Good news for municipalities: A final rule granting municipalities more flexibility to meet financial assurance obligations for closure, post-closure care and corrective action - required by the municipal solid waste (MSW) landfill criteria - has emerged from the U.S. Environmental Protection Agency (EPA).
Under the original October 9, 1991 rule, the financial assurance vehicles available to owners and operators of MSW landfills included: surety bonds; letters of credit; insurance; guarantees; state-approved mechanisms or state assumption of responsibility.
Now, a financial test and a cost guarantee for local governments have been thrown into the mix. In fact, EPA estimates that through this test, 91 percent of local governments can use their financial strength to assure at least part of their obligations and 54 percent can assure all of their obligations.
The Local Government Financial Test steps include:
1. Qualification. A municipality must qualify to use the financial test by satisfying either the bond rating provision or the financial ratio alternative. A local government must have a current investment-grade bond rating (Aaa, Aa, A, or Baa as issued by Moody's, or AAA, AA, A, or BBB as is-sued by Standard and Poor's) on all outstanding general obligation bonds.
If there are no outstanding general obligation bonds or if the general obligation bonds are unrated, the municipal government can substitute financial ratios for the bond rating requirement - a liquidity ratio and a debt service ratio - so long as it provides financial statements prepared according to generally accepted accounting principles.
2. Obligation to give notice. A local government must include in its annual budget or financial report the estimated costs of closure, post-closure and corrective action obligations and when such costs will be incurred.
3. Records and reports. The following items must be placed in the facility operating record within specified time frames: a letter signed by the local government's chief financial officer showing compliance; the independently audited year-end financial statements; the opinion prepared by the government's year-end financial statement auditor; and a statement signed by the auditor or by the state agency, confirming data in the CFO's letter.
4. Calculations of costs to be assured. The financial test can be used for one purpose: to demonstrate financial assurance for the costs of the local government's total environmental obligations up to an amount not exceeding 43 percent of its total annual revenues.
The effective date for the local government financial assurance requirements was April 9, 1997 for landfill owners and operators.
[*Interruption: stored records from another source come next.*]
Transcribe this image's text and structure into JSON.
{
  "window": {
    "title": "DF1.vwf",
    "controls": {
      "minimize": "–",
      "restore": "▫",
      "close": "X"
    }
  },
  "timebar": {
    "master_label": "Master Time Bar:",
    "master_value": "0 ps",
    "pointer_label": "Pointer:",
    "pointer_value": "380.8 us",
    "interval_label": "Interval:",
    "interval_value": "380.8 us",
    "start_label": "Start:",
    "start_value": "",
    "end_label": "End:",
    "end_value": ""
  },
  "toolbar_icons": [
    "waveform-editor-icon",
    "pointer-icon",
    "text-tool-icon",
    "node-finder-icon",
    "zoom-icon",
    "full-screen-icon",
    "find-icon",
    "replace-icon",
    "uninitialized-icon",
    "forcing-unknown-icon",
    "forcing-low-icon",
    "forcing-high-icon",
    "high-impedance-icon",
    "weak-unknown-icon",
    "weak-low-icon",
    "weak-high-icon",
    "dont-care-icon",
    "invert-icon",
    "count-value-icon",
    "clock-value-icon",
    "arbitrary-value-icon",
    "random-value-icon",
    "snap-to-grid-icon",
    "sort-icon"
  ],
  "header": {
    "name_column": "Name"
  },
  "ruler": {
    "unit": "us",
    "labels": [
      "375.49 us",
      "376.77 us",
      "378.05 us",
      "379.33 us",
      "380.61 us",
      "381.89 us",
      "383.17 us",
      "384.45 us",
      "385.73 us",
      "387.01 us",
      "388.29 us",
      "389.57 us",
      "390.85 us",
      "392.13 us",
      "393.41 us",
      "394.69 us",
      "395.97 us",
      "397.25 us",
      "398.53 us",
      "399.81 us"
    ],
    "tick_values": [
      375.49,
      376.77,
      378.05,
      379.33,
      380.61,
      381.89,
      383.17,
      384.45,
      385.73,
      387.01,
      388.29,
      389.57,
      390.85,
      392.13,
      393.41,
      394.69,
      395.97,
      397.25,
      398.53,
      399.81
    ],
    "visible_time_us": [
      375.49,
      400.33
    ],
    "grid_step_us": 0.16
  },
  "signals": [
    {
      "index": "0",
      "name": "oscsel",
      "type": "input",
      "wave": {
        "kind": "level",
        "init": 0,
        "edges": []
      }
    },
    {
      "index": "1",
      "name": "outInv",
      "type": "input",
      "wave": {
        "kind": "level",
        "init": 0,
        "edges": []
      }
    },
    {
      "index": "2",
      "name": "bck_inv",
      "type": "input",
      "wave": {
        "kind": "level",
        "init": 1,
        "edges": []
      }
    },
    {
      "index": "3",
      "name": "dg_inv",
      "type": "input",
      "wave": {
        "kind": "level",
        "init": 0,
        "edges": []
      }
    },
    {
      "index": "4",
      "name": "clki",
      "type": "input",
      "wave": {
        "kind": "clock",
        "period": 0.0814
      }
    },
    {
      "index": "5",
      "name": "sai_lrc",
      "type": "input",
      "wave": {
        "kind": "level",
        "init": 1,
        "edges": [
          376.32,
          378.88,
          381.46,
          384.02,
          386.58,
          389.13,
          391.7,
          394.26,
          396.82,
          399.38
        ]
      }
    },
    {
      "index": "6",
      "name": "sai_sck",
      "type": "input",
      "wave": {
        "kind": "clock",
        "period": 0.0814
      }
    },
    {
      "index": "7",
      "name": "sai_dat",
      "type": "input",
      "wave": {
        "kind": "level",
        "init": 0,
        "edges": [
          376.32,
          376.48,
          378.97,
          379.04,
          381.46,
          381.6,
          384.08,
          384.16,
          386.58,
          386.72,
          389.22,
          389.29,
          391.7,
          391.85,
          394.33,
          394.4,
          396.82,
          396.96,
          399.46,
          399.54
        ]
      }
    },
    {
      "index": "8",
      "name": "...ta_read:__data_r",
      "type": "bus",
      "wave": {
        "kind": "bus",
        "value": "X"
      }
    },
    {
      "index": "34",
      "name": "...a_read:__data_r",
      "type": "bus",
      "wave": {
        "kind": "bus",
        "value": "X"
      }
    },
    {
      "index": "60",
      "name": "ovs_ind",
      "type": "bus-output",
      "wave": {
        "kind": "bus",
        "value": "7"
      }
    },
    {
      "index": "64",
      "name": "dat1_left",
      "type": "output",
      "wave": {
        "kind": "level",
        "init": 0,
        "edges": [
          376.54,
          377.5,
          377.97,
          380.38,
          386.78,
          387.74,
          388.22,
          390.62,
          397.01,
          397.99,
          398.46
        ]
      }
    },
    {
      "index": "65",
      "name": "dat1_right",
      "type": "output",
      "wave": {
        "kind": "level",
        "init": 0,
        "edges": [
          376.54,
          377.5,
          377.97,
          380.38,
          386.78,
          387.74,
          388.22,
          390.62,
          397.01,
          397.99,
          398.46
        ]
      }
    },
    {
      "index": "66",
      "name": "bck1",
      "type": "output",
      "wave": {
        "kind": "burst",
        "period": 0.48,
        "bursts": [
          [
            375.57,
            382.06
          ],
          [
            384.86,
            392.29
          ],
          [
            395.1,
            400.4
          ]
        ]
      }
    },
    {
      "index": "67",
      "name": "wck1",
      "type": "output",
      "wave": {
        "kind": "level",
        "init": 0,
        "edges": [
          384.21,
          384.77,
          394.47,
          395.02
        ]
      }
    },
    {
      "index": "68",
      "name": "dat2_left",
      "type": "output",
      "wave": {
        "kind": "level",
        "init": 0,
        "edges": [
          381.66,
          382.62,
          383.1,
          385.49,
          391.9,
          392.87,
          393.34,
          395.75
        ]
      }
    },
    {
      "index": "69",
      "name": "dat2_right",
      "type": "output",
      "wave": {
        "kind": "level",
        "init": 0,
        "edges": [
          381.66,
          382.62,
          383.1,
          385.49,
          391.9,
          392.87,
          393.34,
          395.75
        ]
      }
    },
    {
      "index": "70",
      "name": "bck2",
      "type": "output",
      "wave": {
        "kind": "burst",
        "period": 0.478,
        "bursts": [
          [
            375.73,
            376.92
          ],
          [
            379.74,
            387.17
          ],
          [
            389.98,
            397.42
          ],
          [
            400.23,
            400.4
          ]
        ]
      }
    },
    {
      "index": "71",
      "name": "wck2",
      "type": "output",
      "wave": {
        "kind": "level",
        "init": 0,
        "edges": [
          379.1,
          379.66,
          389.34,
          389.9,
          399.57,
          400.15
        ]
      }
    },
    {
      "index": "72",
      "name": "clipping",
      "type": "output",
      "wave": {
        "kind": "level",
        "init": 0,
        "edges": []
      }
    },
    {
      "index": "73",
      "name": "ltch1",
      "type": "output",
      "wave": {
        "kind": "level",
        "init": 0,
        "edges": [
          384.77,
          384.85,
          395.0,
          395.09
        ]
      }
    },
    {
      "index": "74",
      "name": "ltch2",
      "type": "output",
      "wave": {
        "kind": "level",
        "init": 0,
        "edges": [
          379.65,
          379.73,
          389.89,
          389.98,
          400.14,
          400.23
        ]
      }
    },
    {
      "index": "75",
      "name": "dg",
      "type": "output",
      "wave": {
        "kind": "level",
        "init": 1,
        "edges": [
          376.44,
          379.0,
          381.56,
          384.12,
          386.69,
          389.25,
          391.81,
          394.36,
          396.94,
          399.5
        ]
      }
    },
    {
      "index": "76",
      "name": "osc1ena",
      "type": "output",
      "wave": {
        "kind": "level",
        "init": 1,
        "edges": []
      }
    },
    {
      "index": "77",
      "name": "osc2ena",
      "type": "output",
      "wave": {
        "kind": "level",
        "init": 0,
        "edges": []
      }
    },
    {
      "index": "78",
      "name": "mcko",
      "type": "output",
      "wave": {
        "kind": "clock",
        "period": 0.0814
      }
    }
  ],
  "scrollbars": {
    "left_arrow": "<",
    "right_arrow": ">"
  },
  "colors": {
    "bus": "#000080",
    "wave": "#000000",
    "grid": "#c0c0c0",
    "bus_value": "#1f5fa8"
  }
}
Operators of small, dry or remote landfills have until October 9, 1997 to meet the requirements. In cases where the April deadline does not allow enough time to comply with the requirements, state directors are authorized to waive the requirements for up to 12 months.
With a number of acceptable financial assurance mechanisms to choose from (such as corporate guaranty, bank letters of credit, cash escrow, finite insurance and surety bonds), it is important to understand the implications of each mechanism. So, before making a decision discuss your options with the state EPA, a bank and a professional insurance agent who specializes in environmental bonding and insurance.
New Office R&R International Inc., Akron, Ohio,a construction management, environmental services and facilities operation and maintenance firm, has opened a new Washington area office at 1419 Forest Dr., Ste. 205, Annapolis, Md. 21403. (410) 263-3770. Fax: (410) 263-3791.
Re-Opening Med/Waste Inc., Opa Loca, Fla., has announced that its Hamton, S.C., waste incineration facility, which suffered fire damage, has been granted permission to reopen and resume normal operations by the South Carolina Dept. of Health and Environmental Control. The company's S.C. operation provides medical waste management services to more thann 5,000 healthcare facilities throughout Florida.